## [PROBLEM STATEMENT]
Every line of the material that follows must be printed again exactly.

## [TASK MATERIAL]

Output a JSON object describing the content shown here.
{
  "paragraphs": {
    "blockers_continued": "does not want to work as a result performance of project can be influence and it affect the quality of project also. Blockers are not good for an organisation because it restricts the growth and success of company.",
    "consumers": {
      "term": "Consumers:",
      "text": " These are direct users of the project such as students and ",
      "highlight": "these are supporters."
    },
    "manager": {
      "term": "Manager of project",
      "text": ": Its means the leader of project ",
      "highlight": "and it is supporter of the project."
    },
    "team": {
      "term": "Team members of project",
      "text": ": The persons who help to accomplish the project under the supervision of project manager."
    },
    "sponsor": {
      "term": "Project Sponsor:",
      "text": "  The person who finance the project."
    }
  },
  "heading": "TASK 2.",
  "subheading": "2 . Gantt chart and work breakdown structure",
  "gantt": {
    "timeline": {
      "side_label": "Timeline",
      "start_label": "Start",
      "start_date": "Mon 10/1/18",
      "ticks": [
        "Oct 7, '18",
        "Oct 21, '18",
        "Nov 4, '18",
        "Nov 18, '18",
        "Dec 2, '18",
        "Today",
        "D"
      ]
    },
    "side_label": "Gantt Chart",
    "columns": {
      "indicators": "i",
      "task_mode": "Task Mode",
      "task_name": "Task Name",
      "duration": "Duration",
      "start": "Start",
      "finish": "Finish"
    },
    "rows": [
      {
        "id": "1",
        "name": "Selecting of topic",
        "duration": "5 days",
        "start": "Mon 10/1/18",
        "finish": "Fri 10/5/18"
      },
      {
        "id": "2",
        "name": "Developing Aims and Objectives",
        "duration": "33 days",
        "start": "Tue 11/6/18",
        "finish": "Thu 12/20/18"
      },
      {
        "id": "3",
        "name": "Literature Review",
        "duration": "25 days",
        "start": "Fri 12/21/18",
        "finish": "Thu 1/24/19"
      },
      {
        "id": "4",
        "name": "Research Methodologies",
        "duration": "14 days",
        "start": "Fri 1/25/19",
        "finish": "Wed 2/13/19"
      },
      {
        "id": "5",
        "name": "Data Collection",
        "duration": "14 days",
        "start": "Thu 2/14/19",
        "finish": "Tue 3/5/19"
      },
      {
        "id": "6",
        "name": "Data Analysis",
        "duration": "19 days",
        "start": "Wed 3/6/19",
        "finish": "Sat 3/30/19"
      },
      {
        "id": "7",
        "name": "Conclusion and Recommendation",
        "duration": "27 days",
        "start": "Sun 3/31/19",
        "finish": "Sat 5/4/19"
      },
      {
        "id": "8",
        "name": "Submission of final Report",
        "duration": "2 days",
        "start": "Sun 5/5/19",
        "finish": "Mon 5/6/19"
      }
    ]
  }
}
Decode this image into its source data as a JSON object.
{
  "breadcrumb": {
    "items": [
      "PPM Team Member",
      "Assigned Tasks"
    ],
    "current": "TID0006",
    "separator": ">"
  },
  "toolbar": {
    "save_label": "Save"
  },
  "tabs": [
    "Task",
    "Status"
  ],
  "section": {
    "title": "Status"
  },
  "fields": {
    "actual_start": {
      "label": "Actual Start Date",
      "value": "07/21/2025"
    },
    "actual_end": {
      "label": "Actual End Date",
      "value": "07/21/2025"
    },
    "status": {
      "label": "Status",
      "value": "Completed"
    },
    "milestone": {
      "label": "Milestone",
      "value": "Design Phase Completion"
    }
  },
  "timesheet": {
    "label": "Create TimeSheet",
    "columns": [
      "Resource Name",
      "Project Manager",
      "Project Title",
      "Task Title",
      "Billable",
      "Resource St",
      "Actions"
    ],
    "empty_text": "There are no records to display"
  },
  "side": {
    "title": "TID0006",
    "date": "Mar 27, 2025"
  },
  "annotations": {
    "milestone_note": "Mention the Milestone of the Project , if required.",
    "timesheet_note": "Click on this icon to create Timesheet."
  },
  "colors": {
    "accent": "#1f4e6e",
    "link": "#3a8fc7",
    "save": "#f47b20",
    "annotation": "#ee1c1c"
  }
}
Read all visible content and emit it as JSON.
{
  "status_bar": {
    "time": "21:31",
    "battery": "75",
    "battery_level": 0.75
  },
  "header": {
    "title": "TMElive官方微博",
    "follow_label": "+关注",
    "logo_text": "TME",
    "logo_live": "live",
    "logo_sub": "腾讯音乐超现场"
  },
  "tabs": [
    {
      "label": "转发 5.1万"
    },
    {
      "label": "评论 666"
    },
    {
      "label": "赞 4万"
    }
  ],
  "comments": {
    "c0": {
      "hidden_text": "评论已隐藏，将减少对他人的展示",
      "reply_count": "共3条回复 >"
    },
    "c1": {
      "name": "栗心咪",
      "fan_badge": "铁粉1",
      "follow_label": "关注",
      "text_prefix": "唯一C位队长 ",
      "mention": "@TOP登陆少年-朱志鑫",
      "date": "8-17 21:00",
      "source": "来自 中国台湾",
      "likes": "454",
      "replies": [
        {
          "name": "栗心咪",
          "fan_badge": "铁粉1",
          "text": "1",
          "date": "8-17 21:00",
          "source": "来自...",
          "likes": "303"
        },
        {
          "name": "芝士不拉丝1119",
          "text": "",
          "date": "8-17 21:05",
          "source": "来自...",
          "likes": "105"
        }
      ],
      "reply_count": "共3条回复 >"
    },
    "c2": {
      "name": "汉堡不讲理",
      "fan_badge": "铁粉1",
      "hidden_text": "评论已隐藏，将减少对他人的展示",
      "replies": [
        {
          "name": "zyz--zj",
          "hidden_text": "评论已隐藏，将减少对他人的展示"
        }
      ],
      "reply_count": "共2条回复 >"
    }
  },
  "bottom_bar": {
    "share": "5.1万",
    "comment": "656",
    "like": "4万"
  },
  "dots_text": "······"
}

## [RESULT OF THE EXERCISE]
Output a JSON object describing the content shown here.
{
  "paragraphs": {
    "blockers_continued": "does not want to work as a result performance of project can be influence and it affect the quality of project also. Blockers are not good for an organisation because it restricts the growth and success of company.",
    "consumers": {
      "term": "Consumers:",
      "text": " These are direct users of the project such as students and ",
      "highlight": "these are supporters."
    },
    "manager": {
      "term": "Manager of project",
      "text": ": Its means the leader of project ",
      "highlight": "and it is supporter of the project."
    },
    "team": {
      "term": "Team members of project",
      "text": ": The persons who help to accomplish the project under the supervision of project manager."
    },
    "sponsor": {
      "term": "Project Sponsor:",
      "text": "  The person who finance the project."
    }
  },
  "heading": "TASK 2.",
  "subheading": "2 . Gantt chart and work breakdown structure",
  "gantt": {
    "timeline": {
      "side_label": "Timeline",
      "start_label": "Start",
      "start_date": "Mon 10/1/18",
      "ticks": [
        "Oct 7, '18",
        "Oct 21, '18",
        "Nov 4, '18",
        "Nov 18, '18",
        "Dec 2, '18",
        "Today",
        "D"
      ]
    },
    "side_label": "Gantt Chart",
    "columns": {
      "indicators": "i",
      "task_mode": "Task Mode",
      "task_name": "Task Name",
      "duration": "Duration",
      "start": "Start",
      "finish": "Finish"
    },
    "rows": [
      {
        "id": "1",
        "name": "Selecting of topic",
        "duration": "5 days",
        "start": "Mon 10/1/18",
        "finish": "Fri 10/5/18"
      },
      {
        "id": "2",
        "name": "Developing Aims and Objectives",
        "duration": "33 days",
        "start": "Tue 11/6/18",
        "finish": "Thu 12/20/18"
      },
      {
        "id": "3",
        "name": "Literature Review",
        "duration": "25 days",
        "start": "Fri 12/21/18",
        "finish": "Thu 1/24/19"
      },
      {
        "id": "4",
        "name": "Research Methodologies",
        "duration": "14 days",
        "start": "Fri 1/25/19",
        "finish": "Wed 2/13/19"
      },
      {
        "id": "5",
        "name": "Data Collection",
        "duration": "14 days",
        "start": "Thu 2/14/19",
        "finish": "Tue 3/5/19"
      },
      {
        "id": "6",
        "name": "Data Analysis",
        "duration": "19 days",
        "start": "Wed 3/6/19",
        "finish": "Sat 3/30/19"
      },
      {
        "id": "7",
        "name": "Conclusion and Recommendation",
        "duration": "27 days",
        "start": "Sun 3/31/19",
        "finish": "Sat 5/4/19"
      },
      {
        "id": "8",
        "name": "Submission of final Report",
        "duration": "2 days",
        "start": "Sun 5/5/19",
        "finish": "Mon 5/6/19"
      }
    ]
  }
}
Decode this image into its source data as a JSON object.
{
  "breadcrumb": {
    "items": [
      "PPM Team Member",
      "Assigned Tasks"
    ],
    "current": "TID0006",
    "separator": ">"
  },
  "toolbar": {
    "save_label": "Save"
  },
  "tabs": [
    "Task",
    "Status"
  ],
  "section": {
    "title": "Status"
  },
  "fields": {
    "actual_start": {
      "label": "Actual Start Date",
      "value": "07/21/2025"
    },
    "actual_end": {
      "label": "Actual End Date",
      "value": "07/21/2025"
    },
    "status": {
      "label": "Status",
      "value": "Completed"
    },
    "milestone": {
      "label": "Milestone",
      "value": "Design Phase Completion"
    }
  },
  "timesheet": {
    "label": "Create TimeSheet",
    "columns": [
      "Resource Name",
      "Project Manager",
      "Project Title",
      "Task Title",
      "Billable",
      "Resource St",
      "Actions"
    ],
    "empty_text": "There are no records to display"
  },
  "side": {
    "title": "TID0006",
    "date": "Mar 27, 2025"
  },
  "annotations": {
    "milestone_note": "Mention the Milestone of the Project , if required.",
    "timesheet_note": "Click on this icon to create Timesheet."
  },
  "colors": {
    "accent": "#1f4e6e",
    "link": "#3a8fc7",
    "save": "#f47b20",
    "annotation": "#ee1c1c"
  }
}
Read all visible content and emit it as JSON.
{
  "status_bar": {
    "time": "21:31",
    "battery": "75",
    "battery_level": 0.75
  },
  "header": {
    "title": "TMElive官方微博",
    "follow_label": "+关注",
    "logo_text": "TME",
    "logo_live": "live",
    "logo_sub": "腾讯音乐超现场"
  },
  "tabs": [
    {
      "label": "转发 5.1万"
    },
    {
      "label": "评论 666"
    },
    {
      "label": "赞 4万"
    }
  ],
  "comments": {
    "c0": {
      "hidden_text": "评论已隐藏，将减少对他人的展示",
      "reply_count": "共3条回复 >"
    },
    "c1": {
      "name": "栗心咪",
      "fan_badge": "铁粉1",
      "follow_label": "关注",
      "text_prefix": "唯一C位队长 ",
      "mention": "@TOP登陆少年-朱志鑫",
      "date": "8-17 21:00",
      "source": "来自 中国台湾",
      "likes": "454",
      "replies": [
        {
          "name": "栗心咪",
          "fan_badge": "铁粉1",
          "text": "1",
          "date": "8-17 21:00",
          "source": "来自...",
          "likes": "303"
        },
        {
          "name": "芝士不拉丝1119",
          "text": "",
          "date": "8-17 21:05",
          "source": "来自...",
          "likes": "105"
        }
      ],
      "reply_count": "共3条回复 >"
    },
    "c2": {
      "name": "汉堡不讲理",
      "fan_badge": "铁粉1",
      "hidden_text": "评论已隐藏，将减少对他人的展示",
      "replies": [
        {
          "name": "zyz--zj",
          "hidden_text": "评论已隐藏，将减少对他人的展示"
        }
      ],
      "reply_count": "共2条回复 >"
    }
  },
  "bottom_bar": {
    "share": "5.1万",
    "comment": "656",
    "like": "4万"
  },
  "dots_text": "······"
}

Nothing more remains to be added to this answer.